“We really like the teachers here because they care about us and push us. They push us so hard that sometimes our wheels come off,” added Carlos, who is in eighth grade. “That’s how we know they care about us.”
District and school staff attribute the transformation to the renewed focus on social, emotional, and academic development, as well as focused academic interventions. For example, Jason Lee is a national demonstration school for a program called Advancement Via Individual Determination, or AVID, which provides academic and social support for underperforming students. The school also makes physical activity a priority, addressing students’ basic needs and ensuring the conditions for learning.
School leaders say that disciplinary actions have dropped significantly since teachers and students were given more options to deal with frustration, including “zone passes” that allow students to take a break and go to the library, office, or simply to sit alone. As one administrator explained, “We avoid power-driven relationships, and instead give students more control over themselves.”
Principal Christine Brandt explained that student progress is carefully monitored. Students who earn one or more Ds on a report card get immediate attention from a team that includes a social worker. She added that the most important part of her job is hiring the right people.
“Not every teacher is going to be a good fit here,” she said. “This is a working-class community and students are not always ready to learn. Teachers must be flexible and able to put student needs first.”
We also visited a school that made me feel as though I were at the summer camp of my dreams. The Science and Math Institute High School, known as SAMi, is located in the city’s Point Defiance Park on space shared with MetroParks, which is the city’s recreation department, and the Point Defiance Zoo. Students actually share sidewalks with peacocks.
Aside from the scenic environs where the opportunities for hands-on learning are endless, social and emotional learning is front and center. This culture begins with each freshman being assigned a student mentor group from the first day of school, easing their transition and building their confidence. Students pursue internships that allow them to learn life and workplace skills in exciting settings such as the Point Defiance Zoo or Tacoma Art Museum.
“You cannot learn if you are not feeling safe. Students need to know if someone is caring for them and their post-high school plans,” said Liz Minks, the co-director of SAMi. “Students need to know there is an adult they can go to and not get in trouble. That’s why each of our students has a mentor.”
As a former military officer, I understand the wisdom in the saying, “Trust but verify.” In fact, as we think about how the Commission will report on its work, we cannot just ask people to trust us. There are critics who tell me that social-emotional skills should be taught in the home and are not the purview of schools or communities, or that teaching these skills is just too much to ask of schools. I respect those perspectives. But the reality is that learning happens at home, in school, and in the community.
When done right, families, schools, and communities can and are supporting one another in this essential mission. I know that ASCD and its members are committed to a collaborative approach to supporting the whole child.
The National Commission is committed to learning from our partners like ASCD and communities like Tacoma.

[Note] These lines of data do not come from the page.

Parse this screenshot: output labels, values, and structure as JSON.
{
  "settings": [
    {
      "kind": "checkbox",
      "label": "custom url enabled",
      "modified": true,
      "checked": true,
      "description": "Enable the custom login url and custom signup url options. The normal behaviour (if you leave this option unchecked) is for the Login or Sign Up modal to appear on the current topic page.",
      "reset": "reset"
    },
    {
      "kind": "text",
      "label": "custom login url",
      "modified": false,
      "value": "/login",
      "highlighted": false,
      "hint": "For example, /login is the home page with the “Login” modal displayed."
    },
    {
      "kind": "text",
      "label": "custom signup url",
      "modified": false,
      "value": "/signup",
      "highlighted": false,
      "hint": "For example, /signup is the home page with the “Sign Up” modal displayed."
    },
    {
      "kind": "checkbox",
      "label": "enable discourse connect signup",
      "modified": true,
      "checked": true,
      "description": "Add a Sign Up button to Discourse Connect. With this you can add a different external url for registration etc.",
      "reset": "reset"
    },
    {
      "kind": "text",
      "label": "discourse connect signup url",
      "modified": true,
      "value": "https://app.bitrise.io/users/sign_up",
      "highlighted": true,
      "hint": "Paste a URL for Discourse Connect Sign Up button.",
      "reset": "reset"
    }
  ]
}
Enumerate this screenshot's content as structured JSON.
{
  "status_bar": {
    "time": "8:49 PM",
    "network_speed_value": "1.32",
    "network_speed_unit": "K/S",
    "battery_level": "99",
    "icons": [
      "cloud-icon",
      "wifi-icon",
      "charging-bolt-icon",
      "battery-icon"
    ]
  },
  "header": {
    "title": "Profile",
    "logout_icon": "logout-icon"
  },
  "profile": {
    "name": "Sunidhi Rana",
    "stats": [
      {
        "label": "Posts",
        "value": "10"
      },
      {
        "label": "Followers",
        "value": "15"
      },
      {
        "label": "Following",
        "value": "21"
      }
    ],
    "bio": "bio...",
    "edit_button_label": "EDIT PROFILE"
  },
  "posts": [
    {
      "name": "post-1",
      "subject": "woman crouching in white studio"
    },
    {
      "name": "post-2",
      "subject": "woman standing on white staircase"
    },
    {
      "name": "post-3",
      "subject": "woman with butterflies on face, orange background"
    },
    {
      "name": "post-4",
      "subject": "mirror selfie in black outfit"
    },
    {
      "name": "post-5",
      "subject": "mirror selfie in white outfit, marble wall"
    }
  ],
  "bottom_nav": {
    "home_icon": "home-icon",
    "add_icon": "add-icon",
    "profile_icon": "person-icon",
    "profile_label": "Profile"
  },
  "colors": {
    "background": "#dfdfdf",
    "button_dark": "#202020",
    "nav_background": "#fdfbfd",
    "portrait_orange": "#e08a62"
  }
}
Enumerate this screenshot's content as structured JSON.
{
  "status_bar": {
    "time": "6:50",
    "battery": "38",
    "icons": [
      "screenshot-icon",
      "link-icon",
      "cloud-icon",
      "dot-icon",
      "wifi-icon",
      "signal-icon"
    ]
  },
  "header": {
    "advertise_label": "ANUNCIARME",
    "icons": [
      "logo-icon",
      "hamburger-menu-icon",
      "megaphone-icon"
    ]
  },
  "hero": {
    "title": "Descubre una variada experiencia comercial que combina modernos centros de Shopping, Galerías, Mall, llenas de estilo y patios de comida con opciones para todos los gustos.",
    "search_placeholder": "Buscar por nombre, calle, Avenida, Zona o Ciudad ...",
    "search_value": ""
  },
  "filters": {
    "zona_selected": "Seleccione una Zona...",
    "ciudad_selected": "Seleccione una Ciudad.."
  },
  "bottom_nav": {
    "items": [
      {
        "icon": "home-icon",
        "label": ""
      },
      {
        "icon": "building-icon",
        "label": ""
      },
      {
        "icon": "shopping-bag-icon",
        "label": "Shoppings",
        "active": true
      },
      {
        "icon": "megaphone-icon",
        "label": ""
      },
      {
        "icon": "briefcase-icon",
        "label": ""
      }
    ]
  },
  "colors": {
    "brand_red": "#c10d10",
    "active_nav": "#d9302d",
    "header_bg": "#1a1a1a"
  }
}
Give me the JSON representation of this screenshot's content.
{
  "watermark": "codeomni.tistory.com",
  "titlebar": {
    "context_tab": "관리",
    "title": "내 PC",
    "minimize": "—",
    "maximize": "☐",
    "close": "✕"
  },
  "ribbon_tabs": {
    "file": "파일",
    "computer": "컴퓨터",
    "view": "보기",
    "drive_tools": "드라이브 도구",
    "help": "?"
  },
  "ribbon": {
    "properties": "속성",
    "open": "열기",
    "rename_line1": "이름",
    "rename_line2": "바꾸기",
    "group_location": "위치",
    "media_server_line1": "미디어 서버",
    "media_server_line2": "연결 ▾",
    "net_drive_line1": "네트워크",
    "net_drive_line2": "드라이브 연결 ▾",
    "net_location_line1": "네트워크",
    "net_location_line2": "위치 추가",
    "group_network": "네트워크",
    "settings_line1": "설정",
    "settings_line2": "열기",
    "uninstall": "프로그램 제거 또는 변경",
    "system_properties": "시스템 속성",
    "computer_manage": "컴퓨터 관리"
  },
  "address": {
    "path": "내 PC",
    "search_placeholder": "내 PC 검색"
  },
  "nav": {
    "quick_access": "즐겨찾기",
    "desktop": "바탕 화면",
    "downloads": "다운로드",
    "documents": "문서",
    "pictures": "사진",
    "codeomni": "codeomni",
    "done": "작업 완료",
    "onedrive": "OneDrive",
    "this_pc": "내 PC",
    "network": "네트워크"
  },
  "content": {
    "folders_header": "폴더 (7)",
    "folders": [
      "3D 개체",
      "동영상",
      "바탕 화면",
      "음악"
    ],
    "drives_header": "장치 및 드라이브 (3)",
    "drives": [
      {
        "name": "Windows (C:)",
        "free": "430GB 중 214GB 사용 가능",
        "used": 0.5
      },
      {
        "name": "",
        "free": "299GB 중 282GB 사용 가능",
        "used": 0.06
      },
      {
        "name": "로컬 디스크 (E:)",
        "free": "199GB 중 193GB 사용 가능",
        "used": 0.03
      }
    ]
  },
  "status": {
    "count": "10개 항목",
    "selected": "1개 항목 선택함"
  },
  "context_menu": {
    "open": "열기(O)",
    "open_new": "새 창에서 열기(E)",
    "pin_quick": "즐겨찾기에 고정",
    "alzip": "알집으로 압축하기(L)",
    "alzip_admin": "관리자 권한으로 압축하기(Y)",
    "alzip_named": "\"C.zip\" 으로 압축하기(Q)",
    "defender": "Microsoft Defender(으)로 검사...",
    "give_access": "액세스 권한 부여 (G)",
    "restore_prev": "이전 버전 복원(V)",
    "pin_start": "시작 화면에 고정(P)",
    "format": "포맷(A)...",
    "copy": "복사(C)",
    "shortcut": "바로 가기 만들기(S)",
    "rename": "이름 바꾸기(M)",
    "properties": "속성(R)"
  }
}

That’s why visiting Tacoma was so important. We now have one more example that allows us to not only ask for trust, but to verify that social, emotional, and academic learning can be effectively integrated. And when it is, we are all better off, just as Dr. Comer knew we would be.
Craig R. McKinley is the former president and CEO of the National Defense Industrial Association. He retired after 38 years in the Air Force as a four-star general in November 2012.
ASCD is a member of the National Commission’s Partners Collaborative.